In the past few years I have had two encounters with the police while driving my car. The first time I pulled into a school parking lot, answered an email on my Blackberry, gathered my stuff together and let out a little scream, as I didn’t expect to see a police officer standing at my car door!
“Good afternoon officer. How might I help you?” I inquired, knowing that it is very important to always be polite to a police officer.
“Do you know why I am stopping you?”
“No, I do not,” I replied honestly.
“Do you know the speed limit on this road in front of the school?”
“Yes I do,” again, my honest reply.
“And what might that speed limit be?” questioned the officer.
“It is 25 mph,” I responded confidently.
“I clocked you at 33 mph. Is there a good reason you were speeding?” the officer asked.
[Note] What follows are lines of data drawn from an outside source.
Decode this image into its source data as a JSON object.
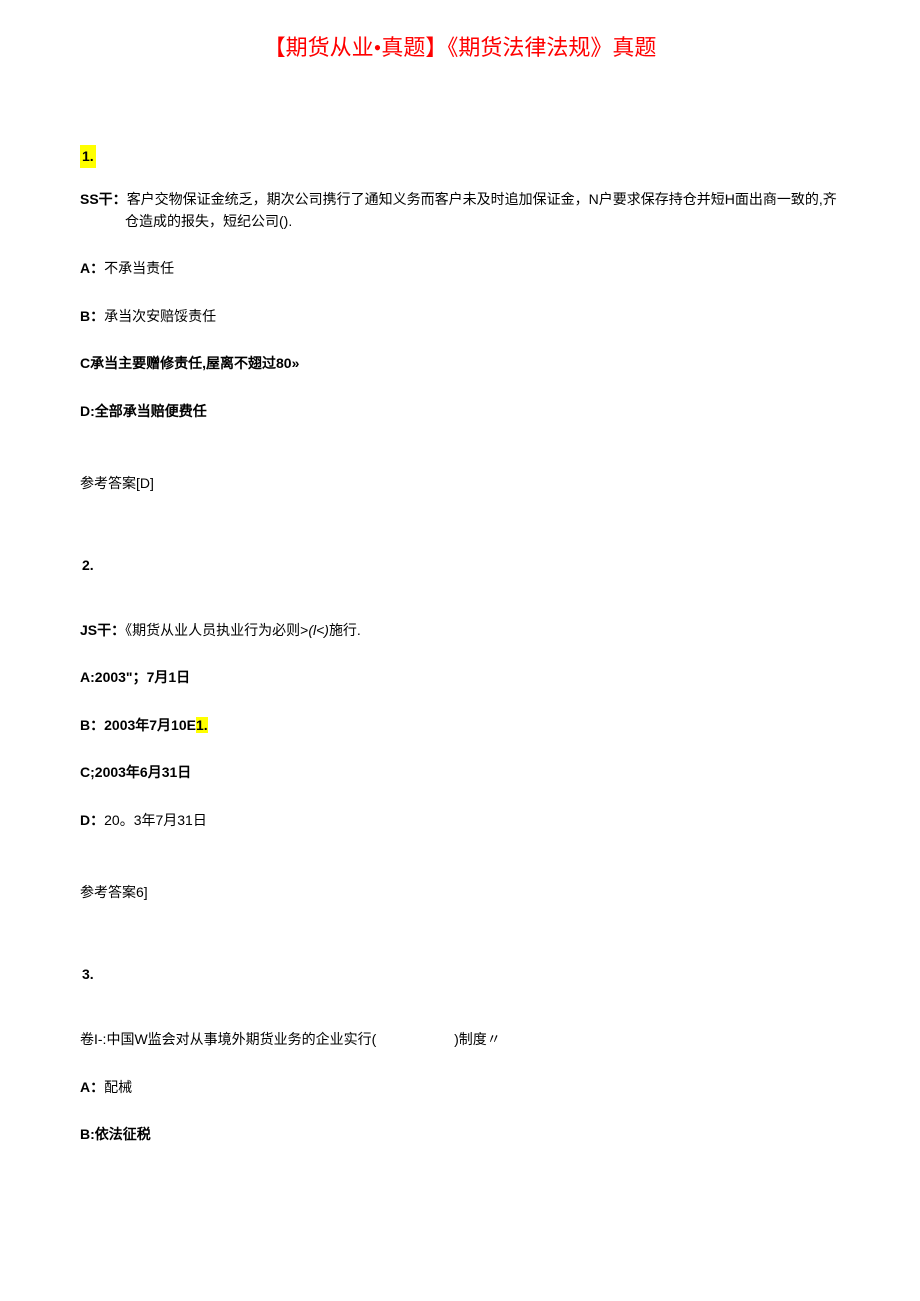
{
  "title": "【期货从业•真题】《期货法律法规》真题",
  "questions": [
    {
      "number": "1.",
      "number_highlighted": true,
      "stem_prefix": "SS干：",
      "stem": "客户交物保证金统乏，期次公司携行了通知义务而客户未及时追加保证金，N户要求保存持仓并短H面出商一致的,齐仓造成的报失，短纪公司().",
      "options": [
        {
          "label": "A：",
          "text": "不承当责任",
          "bold_label": true
        },
        {
          "label": "B：",
          "text": "承当次安赔馁责任",
          "bold_label": true
        },
        {
          "label": "C",
          "text": "承当主要赠修责任,屋离不翅过80»",
          "bold_all": true
        },
        {
          "label": "D:",
          "text": "全部承当赔便费任",
          "bold_all": true
        }
      ],
      "answer": "参考答案[D]"
    },
    {
      "number": "2.",
      "number_highlighted": false,
      "stem_prefix": "JS干：",
      "stem_pre": "《期货从业人员执业行为必则>",
      "stem_italic": "(l<)",
      "stem_post": "施行.",
      "options": [
        {
          "label": "A:",
          "text": "2003\"；7月1日",
          "bold_all": true
        },
        {
          "label": "B：",
          "text_pre": "2003年7月10E",
          "highlight": "1.",
          "bold_label": true,
          "bold_text": true
        },
        {
          "label": "C;",
          "text": "2003年6月31日",
          "bold_all": true
        },
        {
          "label": "D：",
          "text": "20。3年7月31日",
          "bold_label": true
        }
      ],
      "answer": "参考答案6]"
    },
    {
      "number": "3.",
      "number_highlighted": false,
      "stem_prefix": "卷I-:",
      "stem_pre": "中国W监会对从事境外期货业务的企业实行(",
      "fill_space": "                    ",
      "stem_post": ")制度〃",
      "options": [
        {
          "label": "A：",
          "text": "配械",
          "bold_label": true
        },
        {
          "label": "B:",
          "text": "依法征税",
          "bold_all": true
        }
      ]
    }
  ]
}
I was getting increasingly nervous, but knew I needed to tell the truth. I said, “No, I do not have a good reason for speeding.”
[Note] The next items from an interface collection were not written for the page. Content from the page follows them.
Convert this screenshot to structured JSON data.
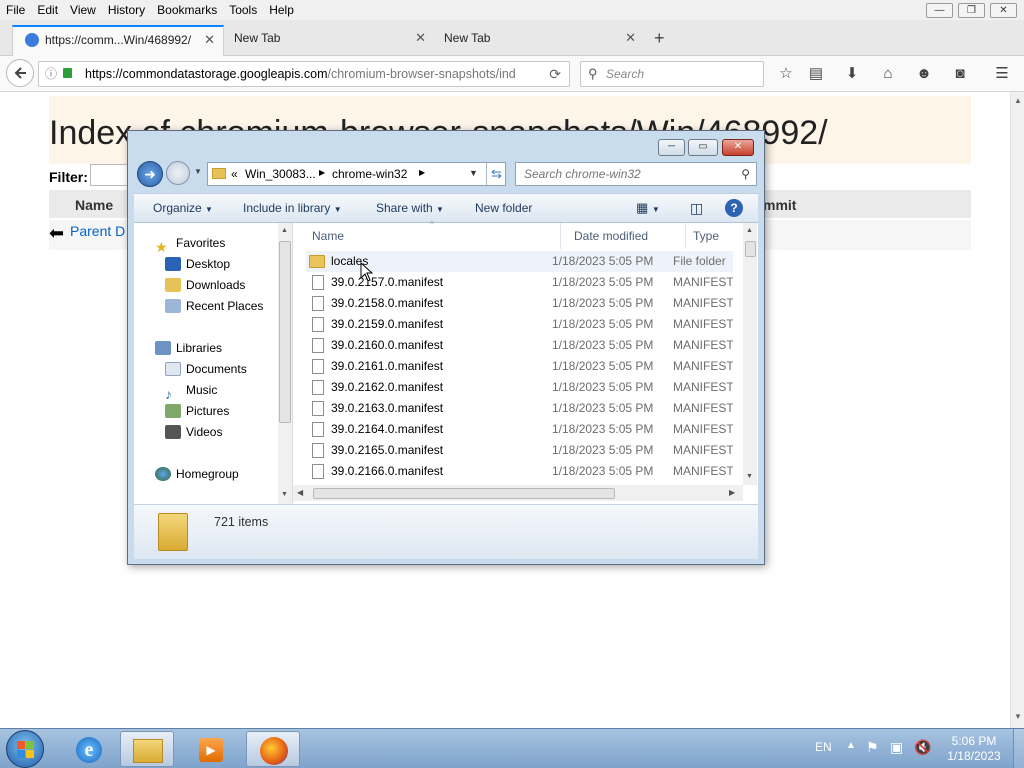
{
  "browser": {
    "menu": [
      "File",
      "Edit",
      "View",
      "History",
      "Bookmarks",
      "Tools",
      "Help"
    ],
    "window_controls": {
      "minimize": "—",
      "restore": "❐",
      "close": "✕"
    },
    "tabs": [
      {
        "label": "https://comm...Win/468992/",
        "close": "✕"
      },
      {
        "label": "New Tab",
        "close": "✕"
      },
      {
        "label": "New Tab",
        "close": "✕"
      }
    ],
    "new_tab": "+",
    "url": {
      "host": "https://commondatastorage.googleapis.com",
      "path": "/chromium-browser-snapshots/ind"
    },
    "search_placeholder": "Search",
    "reload": "⟳"
  },
  "page": {
    "heading": "Index of chromium-browser-snapshots/Win/468992/",
    "filter_label": "Filter:",
    "col_name": "Name",
    "col_commit": "mmit",
    "parent_link": "Parent D"
  },
  "dialog": {
    "breadcrumb": [
      "«",
      "Win_30083...",
      "chrome-win32"
    ],
    "search_placeholder": "Search chrome-win32",
    "toolbar": {
      "organize": "Organize",
      "include": "Include in library",
      "share": "Share with",
      "new_folder": "New folder"
    },
    "nav": {
      "favorites": "Favorites",
      "favorites_items": [
        "Desktop",
        "Downloads",
        "Recent Places"
      ],
      "libraries": "Libraries",
      "libraries_items": [
        "Documents",
        "Music",
        "Pictures",
        "Videos"
      ],
      "homegroup": "Homegroup"
    },
    "columns": {
      "name": "Name",
      "date": "Date modified",
      "type": "Type"
    },
    "files": [
      {
        "name": "locales",
        "date": "1/18/2023 5:05 PM",
        "type": "File folder",
        "folder": true
      },
      {
        "name": "39.0.2157.0.manifest",
        "date": "1/18/2023 5:05 PM",
        "type": "MANIFEST"
      },
      {
        "name": "39.0.2158.0.manifest",
        "date": "1/18/2023 5:05 PM",
        "type": "MANIFEST"
      },
      {
        "name": "39.0.2159.0.manifest",
        "date": "1/18/2023 5:05 PM",
        "type": "MANIFEST"
      },
      {
        "name": "39.0.2160.0.manifest",
        "date": "1/18/2023 5:05 PM",
        "type": "MANIFEST"
      },
      {
        "name": "39.0.2161.0.manifest",
        "date": "1/18/2023 5:05 PM",
        "type": "MANIFEST"
      },
      {
        "name": "39.0.2162.0.manifest",
        "date": "1/18/2023 5:05 PM",
        "type": "MANIFEST"
      },
      {
        "name": "39.0.2163.0.manifest",
        "date": "1/18/2023 5:05 PM",
        "type": "MANIFEST"
      },
      {
        "name": "39.0.2164.0.manifest",
        "date": "1/18/2023 5:05 PM",
        "type": "MANIFEST"
      },
      {
        "name": "39.0.2165.0.manifest",
        "date": "1/18/2023 5:05 PM",
        "type": "MANIFEST"
      },
      {
        "name": "39.0.2166.0.manifest",
        "date": "1/18/2023 5:05 PM",
        "type": "MANIFEST"
      }
    ],
    "item_count": "721 items"
  },
  "taskbar": {
    "lang": "EN",
    "time": "5:06 PM",
    "date": "1/18/2023"
  },
  "colors": {
    "link": "#0066cc",
    "page_header_bg": "#fdf5e8",
    "dialog_frame": "#c9dced",
    "taskbar": "#8eaed3"
  }
}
“Are you coming to pick up a sick child?” asked the officer.
“No, my children do not go to this school.” I did not know why the officer was asking me this question as it didn’t seem to have anything to do with speeding.
“Perhaps you are in a hurry returning from your lunch break,” the officer offered. It seemed this officer was trying to be friendly with me, which was a bit weird to my way of thinking.
Being as polite as possible in light of my increasing nervousness I responded, “No, I am not late. In fact, I am early. That is why I was answering an email and didn’t notice you standing at the door.”
Acting a bit annoyed with me the officer asked for my driver’s license. While I was fishing it out of my purse he asked one more time, “Do you have any good reason for speeding?”
I knew exactly how this officer felt because I too was becoming a bit annoyed. Again, I tried to give my explanation in the very politest voice I could muster. “Officer, I have no good reason for speeding. I am not coming to pick up a sick child. I am not coming back from lunch. I am a consultant to this school district. I come here every month. I always arrive early. I am aware of the speed limit. I have no good reason at all for speeding, but do in fact have a bad reason for speeding. I simply wasn’t paying close enough attention. I know that is bad of me as a driver and I totally deserve a speeding ticket because I disobeyed the law. I am very sorry. I will pay closer attention from now on.”
The officer took my license and after a few minutes returned telling me I had a clean driving record and he saw no reason to issue a ticket. He admonished me to pay closer attention in the future especially when driving near schools.
I said, “Are you sure? I did break the law. I will gladly pay a fine.”
Ignoring me the officer told me to have a nice day and to drive carefully. I was very puzzled over his behavior, even though I was glad that I didn’t get a speeding ticket. That night I asked a friend who explained to me that the officer likely didn’t want to issue me a ticket if I could tell him a reasonable explanation for my speed. She said given my situation, even though many people would have the same explanation, they would never say so to the police officer. Seems that most people make up a story – they actually lie about speeding and the police officers are used to it.
I know my autism gifts me with literal thinking and a kind of honesty most others in the world do not have. I know this doesn’t always work out well for me, but I do not understand why people often consider this trait a deficit in regards to me as an autistic person. I sincerely believe it is a bad policy to lie, especially to a police officer. In this instance abiding by the saying, Honesty is the best policy, worked well for me. End result: No speeding ticket.
BOOKS BY JUDY ENDOW
Endow, J. (2019). Autistically Thriving: Reading Comprehension, Conversational Engagement, and Living a Self-Determined Life Based on Autistic Neurology. Lancaster, PA: Judy Endow.
Endow, J. (2012). Learning the Hidden Curriculum: The Odyssey of One Autistic Adult. Shawnee Mission, KS: AAPC Publishing.
Endow, J. (2006). Making Lemonade: Hints for Autism’s Helpers. Cambridge, WI: CBR Press.
Endow, J. (2013). Painted Words: Aspects of Autism Translated. Cambridge, WI: CBR Press.
Endow, J. (2009). Paper Words: Discovering and Living With My Autism. Shawnee Mission, KS: AAPC Publishing.
Endow, J. (2009). Outsmarting Explosive Behavior: A Visual System of Support and Intervention for Individuals With Autism Spectrum Disorders. Shawnee Mission, KS: AAPC Publishing.
Endow, J. (2010). Practical Solutions for Stabilizing Students With Classic Autism to Be Ready to Learn: Getting to Go. Shawnee Mission, KS: AAPC Publishing.
Myles, B. S., Endow, J., & Mayfield, M. (2013). The Hidden Curriculum of Getting and Keeping a Job: Navigating the Social Landscape of Employment. Shawnee Mission, KS: AAPC Publishing.
Originally written for and published by Ollibean on October 9, 2014